PROVIDED INFORMATION Block Start

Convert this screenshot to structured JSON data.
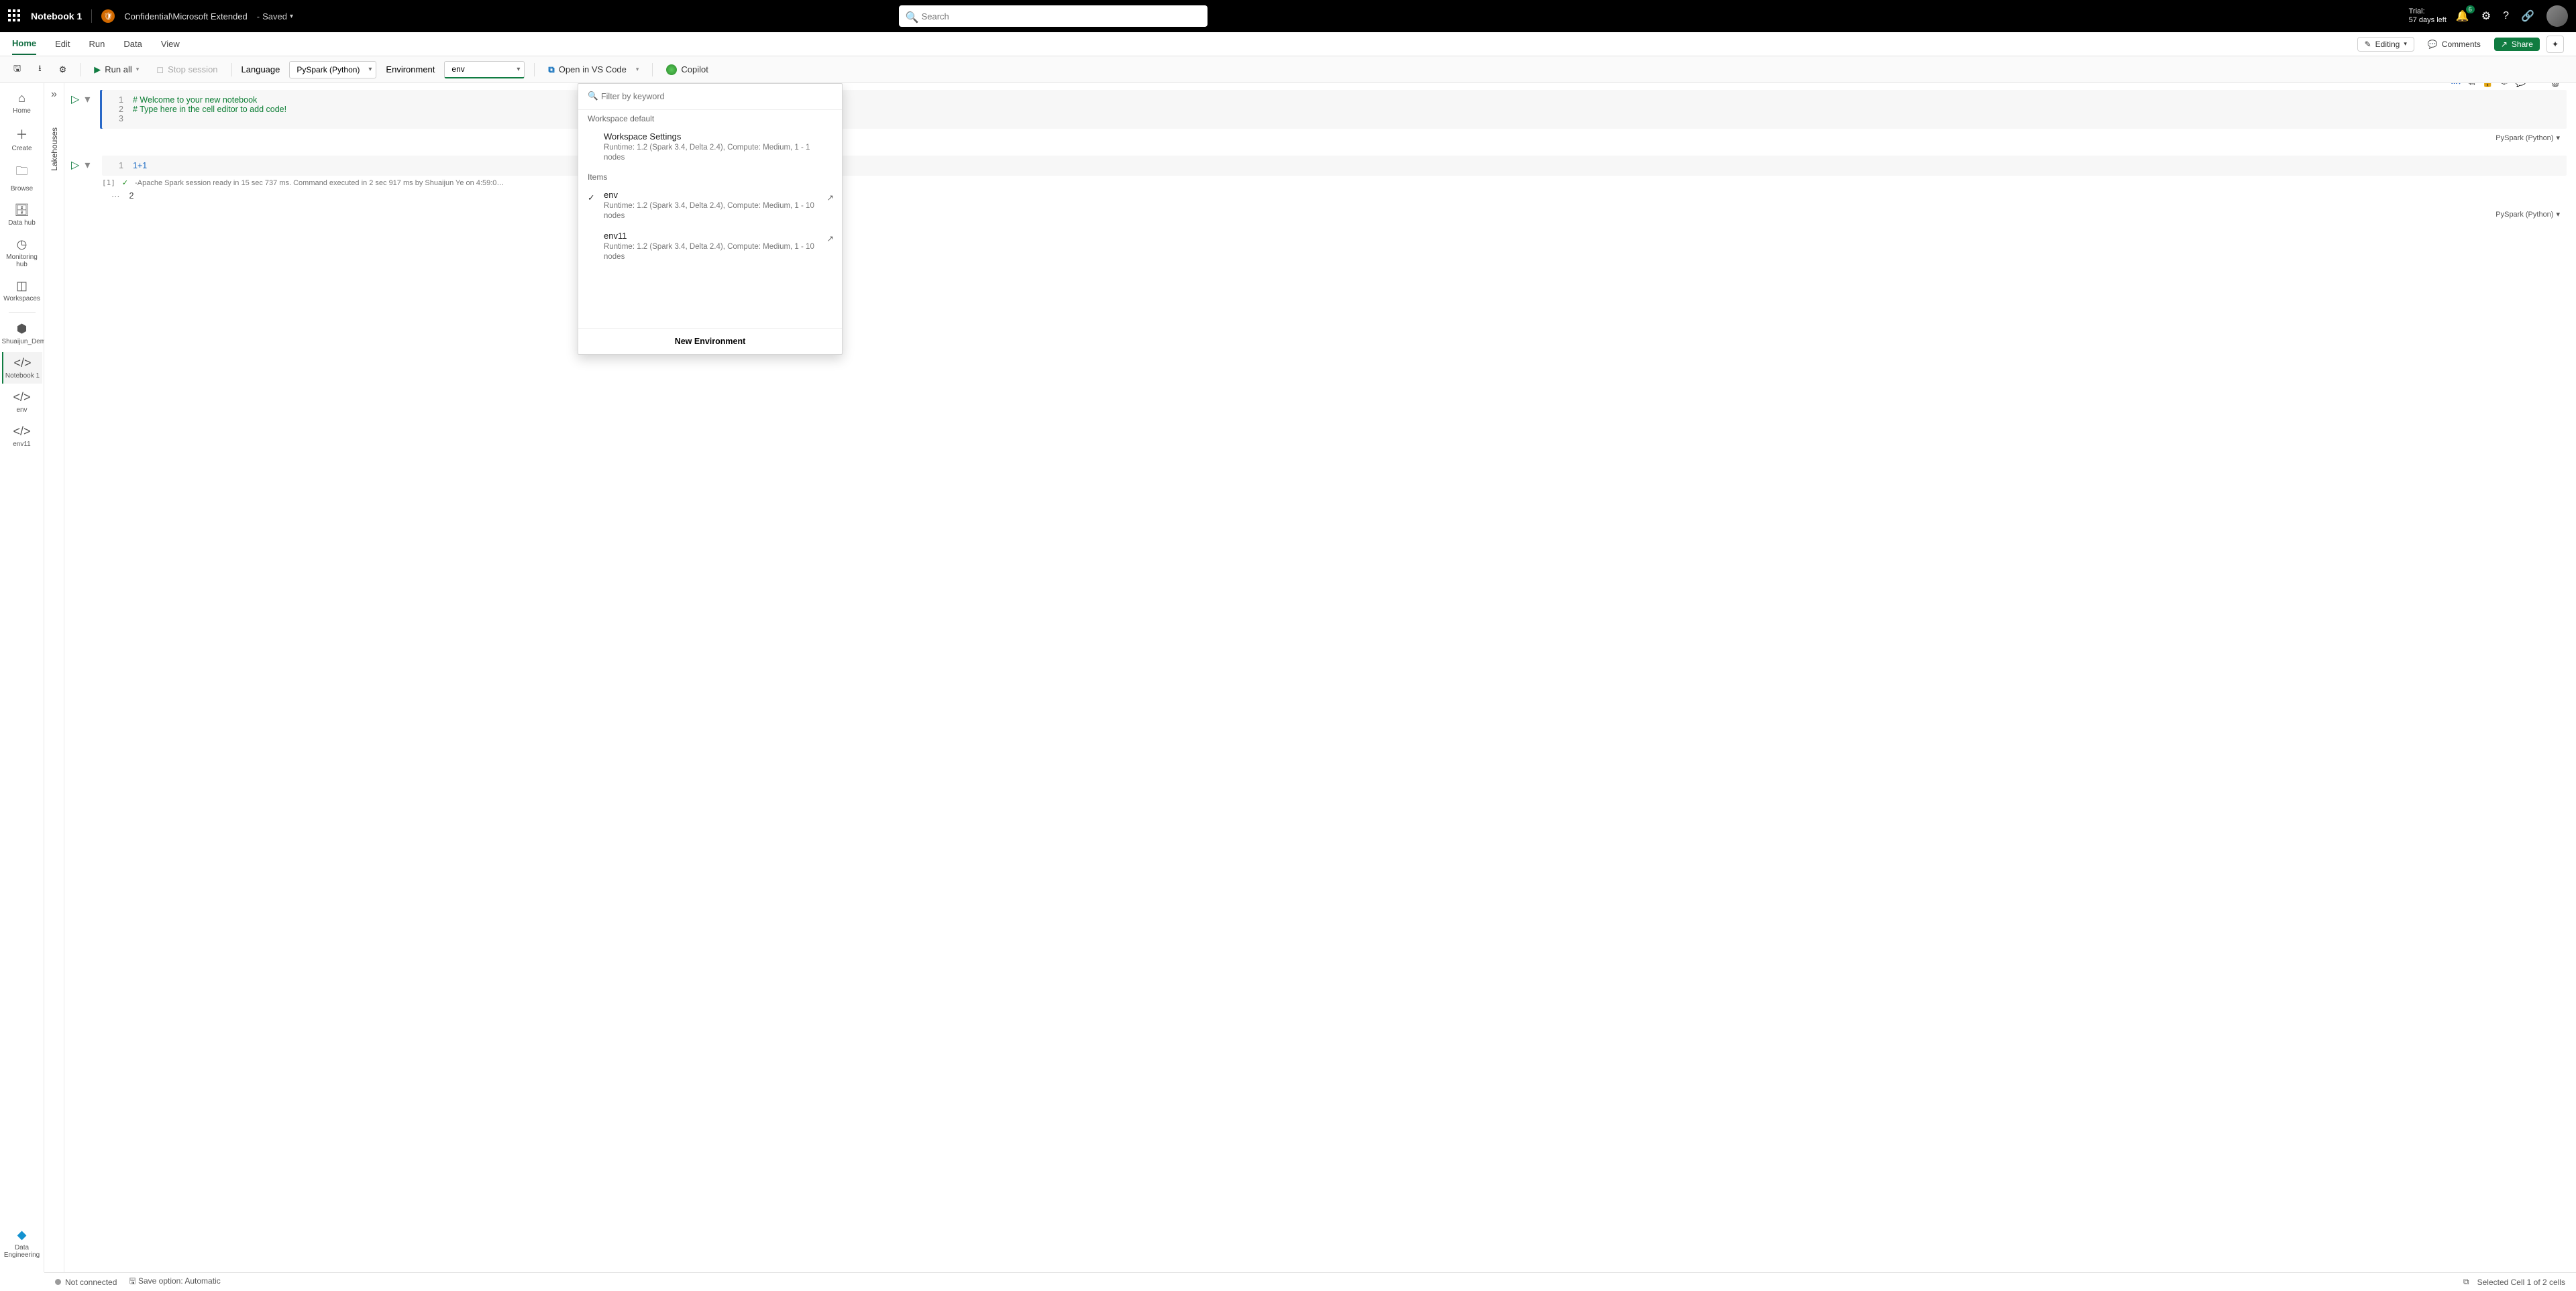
{
  "topbar": {
    "notebook_title": "Notebook 1",
    "sensitivity_label": "Confidential\\Microsoft Extended",
    "save_state": "Saved",
    "search_placeholder": "Search",
    "trial_line1": "Trial:",
    "trial_line2": "57 days left",
    "notification_badge": "6"
  },
  "tabs": {
    "items": [
      "Home",
      "Edit",
      "Run",
      "Data",
      "View"
    ],
    "editing_label": "Editing",
    "comments_label": "Comments",
    "share_label": "Share"
  },
  "toolbar": {
    "run_all": "Run all",
    "stop_session": "Stop session",
    "language_label": "Language",
    "language_value": "PySpark (Python)",
    "environment_label": "Environment",
    "environment_value": "env",
    "open_vscode": "Open in VS Code",
    "copilot": "Copilot"
  },
  "leftnav": {
    "items": [
      {
        "label": "Home"
      },
      {
        "label": "Create"
      },
      {
        "label": "Browse"
      },
      {
        "label": "Data hub"
      },
      {
        "label": "Monitoring hub"
      },
      {
        "label": "Workspaces"
      },
      {
        "label": "Shuaijun_Demo_Env"
      },
      {
        "label": "Notebook 1"
      },
      {
        "label": "env"
      },
      {
        "label": "env11"
      }
    ],
    "bottom_label": "Data Engineering"
  },
  "rail": {
    "label": "Lakehouses"
  },
  "cells": [
    {
      "lines": [
        "# Welcome to your new notebook",
        "# Type here in the cell editor to add code!",
        ""
      ],
      "lang": "PySpark (Python)"
    },
    {
      "lines": [
        "1+1"
      ],
      "lang": "PySpark (Python)",
      "out_index": "[1]",
      "out_status": "-Apache Spark session ready in 15 sec 737 ms. Command executed in 2 sec 917 ms by Shuaijun Ye on 4:59:0…",
      "out_value": "2"
    }
  ],
  "env_popup": {
    "filter_placeholder": "Filter by keyword",
    "default_header": "Workspace default",
    "default_name": "Workspace Settings",
    "default_meta": "Runtime: 1.2 (Spark 3.4, Delta 2.4), Compute: Medium, 1 - 1 nodes",
    "items_header": "Items",
    "items": [
      {
        "name": "env",
        "meta": "Runtime: 1.2 (Spark 3.4, Delta 2.4), Compute: Medium, 1 - 10 nodes",
        "selected": true
      },
      {
        "name": "env11",
        "meta": "Runtime: 1.2 (Spark 3.4, Delta 2.4), Compute: Medium, 1 - 10 nodes",
        "selected": false
      }
    ],
    "new_env": "New Environment"
  },
  "statusbar": {
    "connection": "Not connected",
    "save_option": "Save option: Automatic",
    "selection": "Selected Cell 1 of 2 cells"
  }
}
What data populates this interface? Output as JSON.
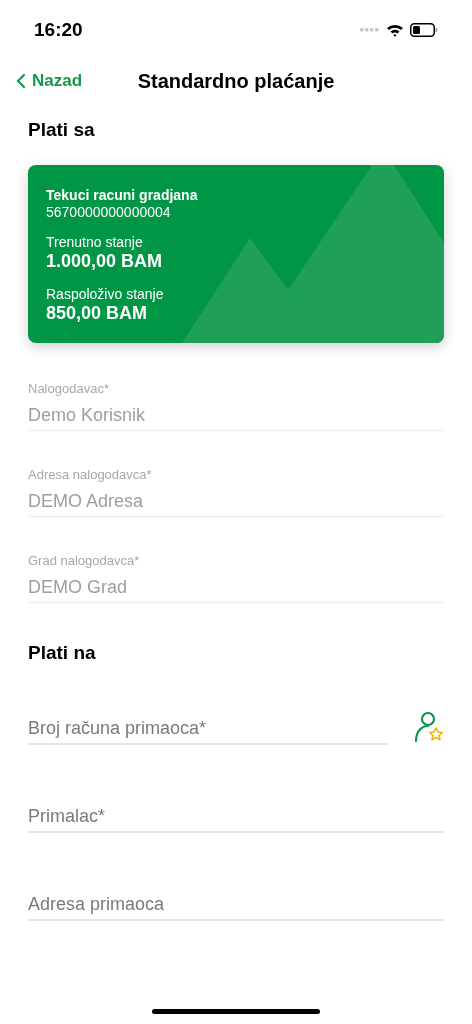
{
  "status_bar": {
    "time": "16:20"
  },
  "nav": {
    "back": "Nazad",
    "title": "Standardno plaćanje"
  },
  "payer_section": {
    "title": "Plati sa",
    "account_card": {
      "name": "Tekuci racuni gradjana",
      "number": "5670000000000004",
      "current_label": "Trenutno stanje",
      "current_value": "1.000,00 BAM",
      "available_label": "Raspoloživo stanje",
      "available_value": "850,00 BAM"
    },
    "fields": [
      {
        "label": "Nalogodavac*",
        "value": "Demo Korisnik",
        "disabled": true
      },
      {
        "label": "Adresa nalogodavca*",
        "value": "DEMO Adresa",
        "disabled": true
      },
      {
        "label": "Grad nalogodavca*",
        "value": "DEMO Grad",
        "disabled": true
      }
    ]
  },
  "payee_section": {
    "title": "Plati na",
    "fields": [
      {
        "placeholder": "Broj računa primaoca*",
        "kind": "contact"
      },
      {
        "placeholder": "Primalac*",
        "kind": "plain"
      },
      {
        "placeholder": "Adresa primaoca",
        "kind": "plain"
      }
    ]
  }
}
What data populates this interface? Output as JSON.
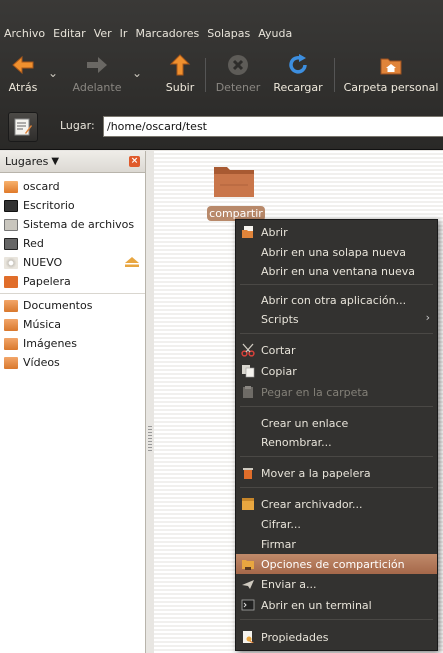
{
  "menubar": [
    "Archivo",
    "Editar",
    "Ver",
    "Ir",
    "Marcadores",
    "Solapas",
    "Ayuda"
  ],
  "toolbar": {
    "back": "Atrás",
    "forward": "Adelante",
    "up": "Subir",
    "stop": "Detener",
    "reload": "Recargar",
    "home": "Carpeta personal"
  },
  "location": {
    "label": "Lugar:",
    "value": "/home/oscard/test"
  },
  "sidebar": {
    "header": "Lugares",
    "items": [
      {
        "label": "oscard",
        "icon": "home-folder-icon"
      },
      {
        "label": "Escritorio",
        "icon": "desktop-icon"
      },
      {
        "label": "Sistema de archivos",
        "icon": "drive-icon"
      },
      {
        "label": "Red",
        "icon": "network-icon"
      },
      {
        "label": "NUEVO",
        "icon": "cd-icon"
      },
      {
        "label": "Papelera",
        "icon": "trash-icon"
      }
    ],
    "bookmarks": [
      {
        "label": "Documentos",
        "icon": "folder-icon"
      },
      {
        "label": "Música",
        "icon": "folder-icon"
      },
      {
        "label": "Imágenes",
        "icon": "folder-icon"
      },
      {
        "label": "Vídeos",
        "icon": "folder-icon"
      }
    ]
  },
  "file": {
    "name": "compartir"
  },
  "context_menu": {
    "items": [
      {
        "label": "Abrir",
        "icon": "open-icon"
      },
      {
        "label": "Abrir en una solapa nueva"
      },
      {
        "label": "Abrir en una ventana nueva"
      },
      {
        "label": "Abrir con otra aplicación..."
      },
      {
        "label": "Scripts",
        "submenu": true
      },
      {
        "label": "Cortar",
        "icon": "scissors-icon"
      },
      {
        "label": "Copiar",
        "icon": "copy-icon"
      },
      {
        "label": "Pegar en la carpeta",
        "icon": "paste-icon",
        "disabled": true
      },
      {
        "label": "Crear un enlace"
      },
      {
        "label": "Renombrar..."
      },
      {
        "label": "Mover a la papelera",
        "icon": "trash-icon"
      },
      {
        "label": "Crear archivador...",
        "icon": "archive-icon"
      },
      {
        "label": "Cifrar..."
      },
      {
        "label": "Firmar"
      },
      {
        "label": "Opciones de compartición",
        "icon": "share-folder-icon",
        "highlighted": true
      },
      {
        "label": "Enviar a...",
        "icon": "send-icon"
      },
      {
        "label": "Abrir en un terminal",
        "icon": "terminal-icon"
      },
      {
        "label": "Propiedades",
        "icon": "properties-icon"
      }
    ]
  },
  "colors": {
    "chrome": "#2f2e2c",
    "accent": "#b8896a",
    "menu_bg": "#333230",
    "folder": "#c9764a"
  }
}
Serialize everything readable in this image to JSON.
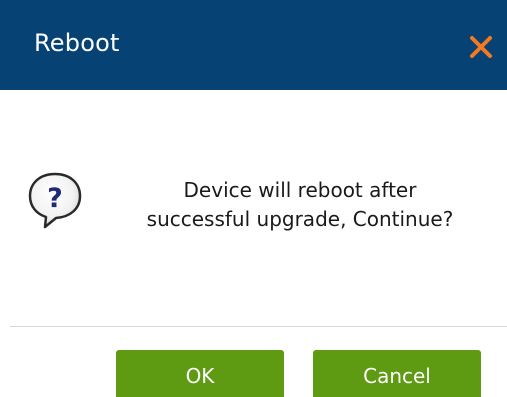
{
  "dialog": {
    "title": "Reboot",
    "close_icon": "close-icon",
    "message_line1": "Device will reboot after",
    "message_line2": "successful upgrade, Continue?",
    "question_icon": "question-icon",
    "ok_label": "OK",
    "cancel_label": "Cancel"
  },
  "colors": {
    "titlebar": "#064273",
    "close_icon": "#f47a20",
    "button": "#5e9a12",
    "question_mark": "#1f2a7a"
  }
}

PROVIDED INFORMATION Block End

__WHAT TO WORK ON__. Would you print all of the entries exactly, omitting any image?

__EXERCISE ANSWER__.
Convert this screenshot to structured JSON data.
{
  "topbar": {
    "notebook_title": "Notebook 1",
    "sensitivity_label": "Confidential\\Microsoft Extended",
    "save_state": "Saved",
    "search_placeholder": "Search",
    "trial_line1": "Trial:",
    "trial_line2": "57 days left",
    "notification_badge": "6"
  },
  "tabs": {
    "items": [
      "Home",
      "Edit",
      "Run",
      "Data",
      "View"
    ],
    "editing_label": "Editing",
    "comments_label": "Comments",
    "share_label": "Share"
  },
  "toolbar": {
    "run_all": "Run all",
    "stop_session": "Stop session",
    "language_label": "Language",
    "language_value": "PySpark (Python)",
    "environment_label": "Environment",
    "environment_value": "env",
    "open_vscode": "Open in VS Code",
    "copilot": "Copilot"
  },
  "leftnav": {
    "items": [
      {
        "label": "Home"
      },
      {
        "label": "Create"
      },
      {
        "label": "Browse"
      },
      {
        "label": "Data hub"
      },
      {
        "label": "Monitoring hub"
      },
      {
        "label": "Workspaces"
      },
      {
        "label": "Shuaijun_Demo_Env"
      },
      {
        "label": "Notebook 1"
      },
      {
        "label": "env"
      },
      {
        "label": "env11"
      }
    ],
    "bottom_label": "Data Engineering"
  },
  "rail": {
    "label": "Lakehouses"
  },
  "cells": [
    {
      "lines": [
        "# Welcome to your new notebook",
        "# Type here in the cell editor to add code!",
        ""
      ],
      "lang": "PySpark (Python)"
    },
    {
      "lines": [
        "1+1"
      ],
      "lang": "PySpark (Python)",
      "out_index": "[1]",
      "out_status": "-Apache Spark session ready in 15 sec 737 ms. Command executed in 2 sec 917 ms by Shuaijun Ye on 4:59:0…",
      "out_value": "2"
    }
  ],
  "env_popup": {
    "filter_placeholder": "Filter by keyword",
    "default_header": "Workspace default",
    "default_name": "Workspace Settings",
    "default_meta": "Runtime: 1.2 (Spark 3.4, Delta 2.4), Compute: Medium, 1 - 1 nodes",
    "items_header": "Items",
    "items": [
      {
        "name": "env",
        "meta": "Runtime: 1.2 (Spark 3.4, Delta 2.4), Compute: Medium, 1 - 10 nodes",
        "selected": true
      },
      {
        "name": "env11",
        "meta": "Runtime: 1.2 (Spark 3.4, Delta 2.4), Compute: Medium, 1 - 10 nodes",
        "selected": false
      }
    ],
    "new_env": "New Environment"
  },
  "statusbar": {
    "connection": "Not connected",
    "save_option": "Save option: Automatic",
    "selection": "Selected Cell 1 of 2 cells"
  }
}
What data populates this interface? Output as JSON.
{
  "status_bar": {
    "time": "16:20"
  },
  "nav": {
    "back": "Nazad",
    "title": "Standardno plaćanje"
  },
  "payer_section": {
    "title": "Plati sa",
    "account_card": {
      "name": "Tekuci racuni gradjana",
      "number": "5670000000000004",
      "current_label": "Trenutno stanje",
      "current_value": "1.000,00 BAM",
      "available_label": "Raspoloživo stanje",
      "available_value": "850,00 BAM"
    },
    "fields": [
      {
        "label": "Nalogodavac*",
        "value": "Demo Korisnik",
        "disabled": true
      },
      {
        "label": "Adresa nalogodavca*",
        "value": "DEMO Adresa",
        "disabled": true
      },
      {
        "label": "Grad nalogodavca*",
        "value": "DEMO Grad",
        "disabled": true
      }
    ]
  },
  "payee_section": {
    "title": "Plati na",
    "fields": [
      {
        "placeholder": "Broj računa primaoca*",
        "kind": "contact"
      },
      {
        "placeholder": "Primalac*",
        "kind": "plain"
      },
      {
        "placeholder": "Adresa primaoca",
        "kind": "plain"
      }
    ]
  }
}
What data populates this interface? Output as JSON.
{
  "menubar": [
    "Archivo",
    "Editar",
    "Ver",
    "Ir",
    "Marcadores",
    "Solapas",
    "Ayuda"
  ],
  "toolbar": {
    "back": "Atrás",
    "forward": "Adelante",
    "up": "Subir",
    "stop": "Detener",
    "reload": "Recargar",
    "home": "Carpeta personal"
  },
  "location": {
    "label": "Lugar:",
    "value": "/home/oscard/test"
  },
  "sidebar": {
    "header": "Lugares",
    "items": [
      {
        "label": "oscard",
        "icon": "home-folder-icon"
      },
      {
        "label": "Escritorio",
        "icon": "desktop-icon"
      },
      {
        "label": "Sistema de archivos",
        "icon": "drive-icon"
      },
      {
        "label": "Red",
        "icon": "network-icon"
      },
      {
        "label": "NUEVO",
        "icon": "cd-icon"
      },
      {
        "label": "Papelera",
        "icon": "trash-icon"
      }
    ],
    "bookmarks": [
      {
        "label": "Documentos",
        "icon": "folder-icon"
      },
      {
        "label": "Música",
        "icon": "folder-icon"
      },
      {
        "label": "Imágenes",
        "icon": "folder-icon"
      },
      {
        "label": "Vídeos",
        "icon": "folder-icon"
      }
    ]
  },
  "file": {
    "name": "compartir"
  },
  "context_menu": {
    "items": [
      {
        "label": "Abrir",
        "icon": "open-icon"
      },
      {
        "label": "Abrir en una solapa nueva"
      },
      {
        "label": "Abrir en una ventana nueva"
      },
      {
        "label": "Abrir con otra aplicación..."
      },
      {
        "label": "Scripts",
        "submenu": true
      },
      {
        "label": "Cortar",
        "icon": "scissors-icon"
      },
      {
        "label": "Copiar",
        "icon": "copy-icon"
      },
      {
        "label": "Pegar en la carpeta",
        "icon": "paste-icon",
        "disabled": true
      },
      {
        "label": "Crear un enlace"
      },
      {
        "label": "Renombrar..."
      },
      {
        "label": "Mover a la papelera",
        "icon": "trash-icon"
      },
      {
        "label": "Crear archivador...",
        "icon": "archive-icon"
      },
      {
        "label": "Cifrar..."
      },
      {
        "label": "Firmar"
      },
      {
        "label": "Opciones de compartición",
        "icon": "share-folder-icon",
        "highlighted": true
      },
      {
        "label": "Enviar a...",
        "icon": "send-icon"
      },
      {
        "label": "Abrir en un terminal",
        "icon": "terminal-icon"
      },
      {
        "label": "Propiedades",
        "icon": "properties-icon"
      }
    ]
  },
  "colors": {
    "chrome": "#2f2e2c",
    "accent": "#b8896a",
    "menu_bg": "#333230",
    "folder": "#c9764a"
  }
}
Serialize everything readable in this image to JSON.
{
  "dialog": {
    "title": "Reboot",
    "close_icon": "close-icon",
    "message_line1": "Device will reboot after",
    "message_line2": "successful upgrade, Continue?",
    "question_icon": "question-icon",
    "ok_label": "OK",
    "cancel_label": "Cancel"
  },
  "colors": {
    "titlebar": "#064273",
    "close_icon": "#f47a20",
    "button": "#5e9a12",
    "question_mark": "#1f2a7a"
  }
}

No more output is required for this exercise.